Floyd Against Drugs (FAD) and the Floyd County Sheriff’s Office will be holding a drug drop off event at the Floyd County Jail on Saturday, April 8, 2017 from 9am- 12pm.
“America’s 12 to 17 year olds have made prescription drugs the number one substance of abuse for their age group, much of that supply is unwittingly coming from the medicine cabinets of their parents, grandparents, and friends,” stated Dale Brown, FAD board president. “Mobilizing Floyd County to work together to reduce the youth and adult use of drugs is at the heart of our mission at Floyd Against Drugs. It’s a privilege to work in partnership with the sheriff’s office on this event.”
The drug drop off event will allow the public to properly dispose of expired, unused, and unwanted prescription drugs or over-the-counter medications to keep them out of the wrong hands and local waterways. The drugs will be incinerated on site in the jail’s lower parking lot. The public is asked to bring drugs in a bag or other disposable container.
“I am not certain that the public truly understands the importance of properly disposing of both unused and expired prescription and over-the-counter drugs,” commented Corporal Carrie Edge, Public Information Officer. “The last drop we did in 2015 was quite successful. We incinerated over 154lbs of drugs. We hope to incinerate even more this year and urge the public to take full advantage of this opportunity.”
The Floyd County Sheriff’s Office is a state prescription drug disposal location. Prescriptions can be disposed of any day in the designated drop box in the Booking Lobby. For more information about disposal locations visit www.stoprxabuseinga.org or contact the Sheriff’s Office at 706-291-4111. For more information about Floyd Against Drugs, visit www.romefloyd.com.

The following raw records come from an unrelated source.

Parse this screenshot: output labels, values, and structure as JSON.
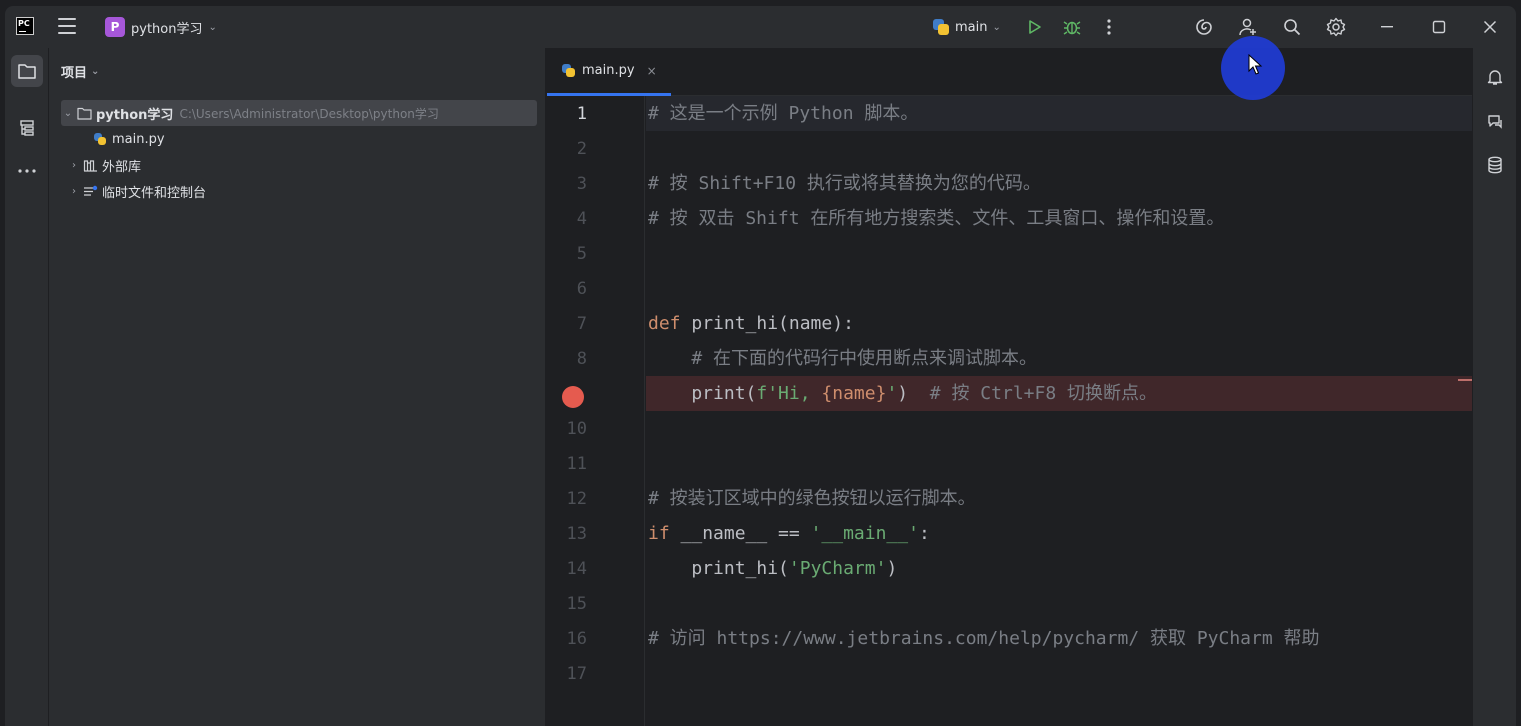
{
  "titlebar": {
    "app_icon": "pycharm-logo",
    "menu_icon": "hamburger-menu-icon",
    "project": {
      "badge": "P",
      "name": "python学习",
      "chevron": "⌄"
    },
    "run_config": {
      "name": "main",
      "chevron": "⌄"
    },
    "icons": [
      "run-icon",
      "debug-icon",
      "more-icon",
      "ai-assistant-icon",
      "add-user-icon",
      "search-icon",
      "settings-icon",
      "minimize-icon",
      "maximize-icon",
      "close-icon"
    ]
  },
  "project_pane": {
    "title": "项目",
    "chevron": "⌄",
    "tree": [
      {
        "label": "python学习",
        "path": "C:\\Users\\Administrator\\Desktop\\python学习",
        "arrow": "⌄",
        "icon": "folder-icon"
      },
      {
        "label": "main.py",
        "icon": "python-file-icon"
      },
      {
        "label": "外部库",
        "arrow": "›",
        "icon": "library-icon"
      },
      {
        "label": "临时文件和控制台",
        "arrow": "›",
        "icon": "scratch-icon"
      }
    ]
  },
  "editor": {
    "tab": {
      "label": "main.py",
      "close": "×"
    },
    "line_numbers": [
      "1",
      "2",
      "3",
      "4",
      "5",
      "6",
      "7",
      "8",
      "9",
      "10",
      "11",
      "12",
      "13",
      "14",
      "15",
      "16",
      "17"
    ],
    "breakpoint_line": 9,
    "lines": {
      "l1": "# 这是一个示例 Python 脚本。",
      "l3": "# 按 Shift+F10 执行或将其替换为您的代码。",
      "l4": "# 按 双击 Shift 在所有地方搜索类、文件、工具窗口、操作和设置。",
      "l7_kw": "def",
      "l7_rest": " print_hi(name):",
      "l8": "    # 在下面的代码行中使用断点来调试脚本。",
      "l9_a": "    print(",
      "l9_str1": "f'Hi, ",
      "l9_brace": "{name}",
      "l9_str2": "'",
      "l9_b": ")  ",
      "l9_cmt": "# 按 Ctrl+F8 切换断点。",
      "l12": "# 按装订区域中的绿色按钮以运行脚本。",
      "l13_kw": "if",
      "l13_a": " __name__ == ",
      "l13_str": "'__main__'",
      "l13_b": ":",
      "l14_a": "    print_hi(",
      "l14_str": "'PyCharm'",
      "l14_b": ")",
      "l16": "# 访问 https://www.jetbrains.com/help/pycharm/ 获取 PyCharm 帮助"
    }
  },
  "colors": {
    "accent": "#3574f0",
    "breakpoint": "#e55b4f",
    "keyword": "#cf8e6d",
    "string": "#6aab73",
    "comment": "#7a7e85"
  }
}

Read the article below about the FCSO’s relationship with the Georgia School for the Deaf through the C.H.A.M.P.S. Program:
NSA CHAMPS Article 112017